Tonight I celebrated a funeral Mass for a 5-month old fetus. His name was Daniel. His parents and three brothers had looked forward to the new addition to their family. A week-and-a-half ago the mother, we’ll call her Maria, began having complications. Four days later delivery was induced, but the child could not be saved. Expectation and dreams of a baby boy’s future turned to the nightmare of heart-wrenching sorrow and funeral planning instead.
The experience also proved to be one the most profound of human warmth and faith I have ever had the privilege to participate in.
They wanted me soon at the hospital, I was on a visit to a parish family’s home, and Maria had not yet come out of the very strong anesthesia. They hoped I would be there when she woke up. I knew it was going to be a long and difficult night.
The waiting area and the hospital room were full of family and parishioners. Visitors had kept silent vigil in the room as an image of Our Lady of Guadalupe, understanding mother, surrounded by flowers and holy cards, blessed all with radiant countenance.
Maria had indeed not fully awoken by the time I got there. Her husband “Jose” and I were there, one at each side. When she came to she saw the expression on people’s faces, and with me at her side knew that something had gone terribly wrong. I had to tell her “Daniel ya está con Dios, se nos fue.” (Daniel is with God now, he’s left us.) And then began the awful process of acceptance.
We placed the baby in her mother’s arms. She kissed him, commented on how he looked like their middle son. She rocked him, cried, and begged God to be able to understand the incomprehensible why. She blessed Daniel, and after a time so did his father Jose and the two older boys, each taking turns cradling their newborn, stillborn brother.
The room filled quickly with children who curiously and sadly observed Daniel and the ritual of grief engaged in by the adults and older children. We prayed the prayers after death and commended little Daniel’s soul to the care of the most high and entrusted his distraught family to divine providence.
I made the call to the funeral home, since the parents had limited English and such doings are not something for Daniel’s teenage brothers, all perfectly bilingual.
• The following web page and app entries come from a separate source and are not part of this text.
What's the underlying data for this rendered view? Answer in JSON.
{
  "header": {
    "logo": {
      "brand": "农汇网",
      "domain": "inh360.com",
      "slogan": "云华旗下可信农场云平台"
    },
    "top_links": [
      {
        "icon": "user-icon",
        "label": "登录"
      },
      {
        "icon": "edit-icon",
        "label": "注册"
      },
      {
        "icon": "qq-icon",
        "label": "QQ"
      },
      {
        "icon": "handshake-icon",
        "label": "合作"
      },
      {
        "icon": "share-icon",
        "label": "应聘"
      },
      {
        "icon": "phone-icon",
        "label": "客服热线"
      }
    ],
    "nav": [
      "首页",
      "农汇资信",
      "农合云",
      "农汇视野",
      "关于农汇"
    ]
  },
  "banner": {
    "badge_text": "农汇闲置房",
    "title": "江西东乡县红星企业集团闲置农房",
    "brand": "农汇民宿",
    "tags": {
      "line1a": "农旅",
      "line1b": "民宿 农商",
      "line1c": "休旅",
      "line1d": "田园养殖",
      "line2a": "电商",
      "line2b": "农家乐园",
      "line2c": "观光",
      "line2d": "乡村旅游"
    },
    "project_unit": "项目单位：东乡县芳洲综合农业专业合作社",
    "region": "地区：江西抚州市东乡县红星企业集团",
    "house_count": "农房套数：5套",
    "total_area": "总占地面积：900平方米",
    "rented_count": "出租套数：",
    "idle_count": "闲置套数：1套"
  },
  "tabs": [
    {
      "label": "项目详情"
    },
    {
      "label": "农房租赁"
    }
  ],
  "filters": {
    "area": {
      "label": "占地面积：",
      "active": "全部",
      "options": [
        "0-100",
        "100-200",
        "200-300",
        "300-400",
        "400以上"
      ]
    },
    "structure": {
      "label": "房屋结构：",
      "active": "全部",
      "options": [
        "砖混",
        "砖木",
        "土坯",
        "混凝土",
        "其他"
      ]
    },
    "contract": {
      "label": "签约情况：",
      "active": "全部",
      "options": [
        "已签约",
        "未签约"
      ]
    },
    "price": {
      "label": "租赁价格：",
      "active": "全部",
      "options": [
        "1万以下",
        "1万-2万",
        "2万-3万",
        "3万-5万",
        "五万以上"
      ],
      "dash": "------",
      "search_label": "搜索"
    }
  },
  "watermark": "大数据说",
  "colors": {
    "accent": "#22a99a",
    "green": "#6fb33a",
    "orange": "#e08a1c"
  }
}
We walked the family through the whole process and I watched with pride as parishioners lovingly surrounded the family during the days between death and funeral.
At church there were final goodbyes to Daniel as his little casket which looked more like an ice cooler than any kind of coffin was closed for the last time. The parish children asked to serve Mass, there was a full complement of altar servers ready with cross, candles, incense and holy water, eager to do their part to accompany another child in the rites that would send him home and bring consolation to his family.
The congregation that gathered, including many children, sang hymns, psalms and responses to the Mass (much of the Mass is sung in Latin American countries) and with their voices lifted Daniel to God’s embrace and interceded for God’s healing for the family.
Afterward the Baptist funeral director said to me, “Father, if I ever became Catholic that is how I’d want to be sent off. I didn’t understand a word of it but it was all so beautiful.”
And so it can be when we live the treasure of our faith to its fullest with deep trust in God and in communion with the saints and our sisters and brothers. Death is part of everyone’s experience, but so often in our modern culture we try to sanitize it and wish it away. Loss and loss of children strikes everyone, regardless of race or culture. Sometimes other cultures can remind us that death is a very human and humanizing experience and that the song, tears, and touch of the whole community, toddlers to seniors, unites us with those who await us in heaven and strengthens us who remain.